**Input data**
******
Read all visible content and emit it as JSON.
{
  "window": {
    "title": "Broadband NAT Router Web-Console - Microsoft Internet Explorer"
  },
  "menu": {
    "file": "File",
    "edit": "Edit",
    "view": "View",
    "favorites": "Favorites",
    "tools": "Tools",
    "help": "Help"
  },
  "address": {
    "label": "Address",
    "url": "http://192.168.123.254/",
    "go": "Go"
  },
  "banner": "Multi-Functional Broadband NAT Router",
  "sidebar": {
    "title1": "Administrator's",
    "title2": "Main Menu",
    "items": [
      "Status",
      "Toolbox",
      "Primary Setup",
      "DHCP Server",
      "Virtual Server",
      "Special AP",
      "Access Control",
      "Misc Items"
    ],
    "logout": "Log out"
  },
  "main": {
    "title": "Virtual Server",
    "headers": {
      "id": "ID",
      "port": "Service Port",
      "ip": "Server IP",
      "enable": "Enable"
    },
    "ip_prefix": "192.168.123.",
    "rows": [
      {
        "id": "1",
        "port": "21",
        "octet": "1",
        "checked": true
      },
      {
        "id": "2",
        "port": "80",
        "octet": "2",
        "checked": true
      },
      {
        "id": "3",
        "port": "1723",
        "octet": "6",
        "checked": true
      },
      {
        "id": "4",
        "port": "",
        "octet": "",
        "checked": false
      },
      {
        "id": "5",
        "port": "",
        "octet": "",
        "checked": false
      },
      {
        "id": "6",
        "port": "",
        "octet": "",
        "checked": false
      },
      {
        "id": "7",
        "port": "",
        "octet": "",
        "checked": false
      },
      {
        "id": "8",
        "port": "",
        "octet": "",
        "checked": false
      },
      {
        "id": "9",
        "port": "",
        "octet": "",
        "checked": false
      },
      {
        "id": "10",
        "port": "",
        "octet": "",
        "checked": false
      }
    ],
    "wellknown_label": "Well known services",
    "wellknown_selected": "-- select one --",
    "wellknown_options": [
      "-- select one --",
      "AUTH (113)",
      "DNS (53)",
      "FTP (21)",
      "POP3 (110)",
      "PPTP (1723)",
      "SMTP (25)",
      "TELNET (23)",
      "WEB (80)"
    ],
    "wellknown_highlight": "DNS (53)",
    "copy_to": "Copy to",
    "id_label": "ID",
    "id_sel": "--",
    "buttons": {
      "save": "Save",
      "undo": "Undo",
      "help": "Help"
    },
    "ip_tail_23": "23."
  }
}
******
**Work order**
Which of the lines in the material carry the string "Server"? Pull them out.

**Reply**
      "DHCP Server",
      "Virtual Server",
    "title": "Virtual Server",
      "ip": "Server IP",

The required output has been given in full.